Data records for software interfaces:
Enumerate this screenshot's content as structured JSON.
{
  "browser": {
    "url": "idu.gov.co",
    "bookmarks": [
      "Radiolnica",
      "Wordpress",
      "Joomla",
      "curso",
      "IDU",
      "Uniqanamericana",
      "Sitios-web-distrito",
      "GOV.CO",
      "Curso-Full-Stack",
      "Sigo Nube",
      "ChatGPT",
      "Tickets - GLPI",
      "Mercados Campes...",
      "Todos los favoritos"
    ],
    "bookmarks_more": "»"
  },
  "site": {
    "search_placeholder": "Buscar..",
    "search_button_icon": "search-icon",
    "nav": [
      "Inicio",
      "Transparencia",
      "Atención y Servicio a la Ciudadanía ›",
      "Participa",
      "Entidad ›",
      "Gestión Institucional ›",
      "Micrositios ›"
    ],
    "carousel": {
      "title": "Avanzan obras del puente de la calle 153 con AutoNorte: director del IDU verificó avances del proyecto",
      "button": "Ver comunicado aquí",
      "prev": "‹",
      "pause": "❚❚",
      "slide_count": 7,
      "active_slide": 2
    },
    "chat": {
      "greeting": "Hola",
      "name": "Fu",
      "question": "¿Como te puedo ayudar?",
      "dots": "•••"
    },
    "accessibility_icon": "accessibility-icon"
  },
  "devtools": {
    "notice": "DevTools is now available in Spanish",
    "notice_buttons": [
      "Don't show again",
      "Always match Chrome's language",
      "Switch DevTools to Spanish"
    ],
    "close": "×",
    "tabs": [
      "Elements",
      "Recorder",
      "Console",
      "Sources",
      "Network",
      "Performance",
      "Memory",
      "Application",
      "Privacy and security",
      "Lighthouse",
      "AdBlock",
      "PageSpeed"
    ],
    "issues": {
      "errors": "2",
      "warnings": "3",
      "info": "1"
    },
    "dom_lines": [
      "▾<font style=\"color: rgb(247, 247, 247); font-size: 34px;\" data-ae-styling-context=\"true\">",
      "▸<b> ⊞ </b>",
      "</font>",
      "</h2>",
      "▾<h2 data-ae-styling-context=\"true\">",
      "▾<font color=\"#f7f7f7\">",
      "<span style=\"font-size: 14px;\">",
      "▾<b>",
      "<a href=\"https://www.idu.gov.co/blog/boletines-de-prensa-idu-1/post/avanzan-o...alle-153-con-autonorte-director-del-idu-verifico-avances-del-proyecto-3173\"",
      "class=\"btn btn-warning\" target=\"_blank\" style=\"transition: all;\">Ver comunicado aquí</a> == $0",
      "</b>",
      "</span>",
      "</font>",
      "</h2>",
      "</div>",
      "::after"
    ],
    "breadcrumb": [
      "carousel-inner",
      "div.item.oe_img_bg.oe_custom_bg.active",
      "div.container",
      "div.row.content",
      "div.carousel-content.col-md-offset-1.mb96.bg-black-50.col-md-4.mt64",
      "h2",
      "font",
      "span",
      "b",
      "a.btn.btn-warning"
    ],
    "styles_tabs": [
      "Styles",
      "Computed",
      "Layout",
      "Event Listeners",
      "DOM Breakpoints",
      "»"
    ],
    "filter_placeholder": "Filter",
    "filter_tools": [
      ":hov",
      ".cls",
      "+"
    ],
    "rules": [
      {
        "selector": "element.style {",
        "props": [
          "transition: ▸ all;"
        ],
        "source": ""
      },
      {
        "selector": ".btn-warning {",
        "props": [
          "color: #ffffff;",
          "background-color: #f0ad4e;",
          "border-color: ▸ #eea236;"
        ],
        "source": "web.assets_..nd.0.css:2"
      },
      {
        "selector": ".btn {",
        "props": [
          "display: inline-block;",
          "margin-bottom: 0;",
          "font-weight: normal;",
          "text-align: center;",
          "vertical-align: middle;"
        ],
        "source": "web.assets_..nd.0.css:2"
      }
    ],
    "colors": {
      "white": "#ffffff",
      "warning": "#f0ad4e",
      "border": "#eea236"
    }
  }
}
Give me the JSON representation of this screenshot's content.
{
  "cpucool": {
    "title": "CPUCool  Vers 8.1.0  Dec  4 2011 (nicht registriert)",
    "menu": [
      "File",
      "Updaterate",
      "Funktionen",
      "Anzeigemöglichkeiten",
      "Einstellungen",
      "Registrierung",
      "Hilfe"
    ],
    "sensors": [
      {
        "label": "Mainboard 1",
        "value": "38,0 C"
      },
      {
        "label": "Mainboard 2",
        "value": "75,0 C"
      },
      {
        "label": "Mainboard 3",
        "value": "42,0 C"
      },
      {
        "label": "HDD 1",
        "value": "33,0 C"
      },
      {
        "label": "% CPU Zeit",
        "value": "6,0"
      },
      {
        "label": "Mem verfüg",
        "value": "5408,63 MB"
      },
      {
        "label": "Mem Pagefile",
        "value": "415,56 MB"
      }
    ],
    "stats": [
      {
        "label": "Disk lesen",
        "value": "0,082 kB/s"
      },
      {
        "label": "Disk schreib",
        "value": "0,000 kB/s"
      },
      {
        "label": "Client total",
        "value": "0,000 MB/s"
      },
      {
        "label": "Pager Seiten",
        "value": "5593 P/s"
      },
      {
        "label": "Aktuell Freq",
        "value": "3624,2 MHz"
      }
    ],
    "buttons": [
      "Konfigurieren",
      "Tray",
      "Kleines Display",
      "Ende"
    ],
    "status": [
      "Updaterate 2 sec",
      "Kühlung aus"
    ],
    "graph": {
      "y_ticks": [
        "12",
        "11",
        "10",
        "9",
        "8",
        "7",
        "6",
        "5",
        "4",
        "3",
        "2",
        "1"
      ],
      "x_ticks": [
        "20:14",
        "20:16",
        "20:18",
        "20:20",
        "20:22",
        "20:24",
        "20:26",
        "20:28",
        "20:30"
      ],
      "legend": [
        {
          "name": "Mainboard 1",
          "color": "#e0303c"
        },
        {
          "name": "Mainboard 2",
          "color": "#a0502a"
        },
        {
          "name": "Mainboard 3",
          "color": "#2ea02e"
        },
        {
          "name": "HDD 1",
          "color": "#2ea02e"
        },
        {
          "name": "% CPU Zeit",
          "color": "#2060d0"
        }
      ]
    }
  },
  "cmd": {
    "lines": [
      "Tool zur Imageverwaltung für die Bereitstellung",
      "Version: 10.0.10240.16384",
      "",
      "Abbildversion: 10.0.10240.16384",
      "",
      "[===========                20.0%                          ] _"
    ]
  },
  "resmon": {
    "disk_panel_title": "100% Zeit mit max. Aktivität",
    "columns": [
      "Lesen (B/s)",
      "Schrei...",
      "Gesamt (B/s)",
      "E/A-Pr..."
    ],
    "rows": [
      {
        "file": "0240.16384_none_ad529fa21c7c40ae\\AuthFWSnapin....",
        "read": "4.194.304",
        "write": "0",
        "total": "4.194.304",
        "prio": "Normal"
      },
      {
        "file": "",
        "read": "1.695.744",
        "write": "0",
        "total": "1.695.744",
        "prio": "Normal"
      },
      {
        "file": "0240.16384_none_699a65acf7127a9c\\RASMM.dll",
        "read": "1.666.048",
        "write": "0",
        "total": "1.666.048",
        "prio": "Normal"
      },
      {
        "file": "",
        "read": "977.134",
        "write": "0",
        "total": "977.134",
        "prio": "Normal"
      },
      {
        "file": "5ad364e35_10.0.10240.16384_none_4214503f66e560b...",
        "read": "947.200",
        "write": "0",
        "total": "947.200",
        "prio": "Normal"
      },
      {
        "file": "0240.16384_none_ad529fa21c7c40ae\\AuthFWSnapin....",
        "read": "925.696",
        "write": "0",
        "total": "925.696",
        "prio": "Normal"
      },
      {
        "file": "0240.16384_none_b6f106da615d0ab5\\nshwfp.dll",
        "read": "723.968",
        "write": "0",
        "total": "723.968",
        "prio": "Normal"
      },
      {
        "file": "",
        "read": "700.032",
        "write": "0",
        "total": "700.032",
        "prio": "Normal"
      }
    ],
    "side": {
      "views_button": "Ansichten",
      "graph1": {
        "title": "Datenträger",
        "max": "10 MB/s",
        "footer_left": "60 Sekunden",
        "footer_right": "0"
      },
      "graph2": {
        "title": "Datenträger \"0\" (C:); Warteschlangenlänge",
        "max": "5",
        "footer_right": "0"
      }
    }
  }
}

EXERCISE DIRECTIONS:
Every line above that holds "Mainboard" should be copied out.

WRITTEN SOLUTION:
        "label": "Mainboard 1",
        "label": "Mainboard 2",
        "label": "Mainboard 3",
          "name": "Mainboard 1",
          "name": "Mainboard 2",
          "name": "Mainboard 3",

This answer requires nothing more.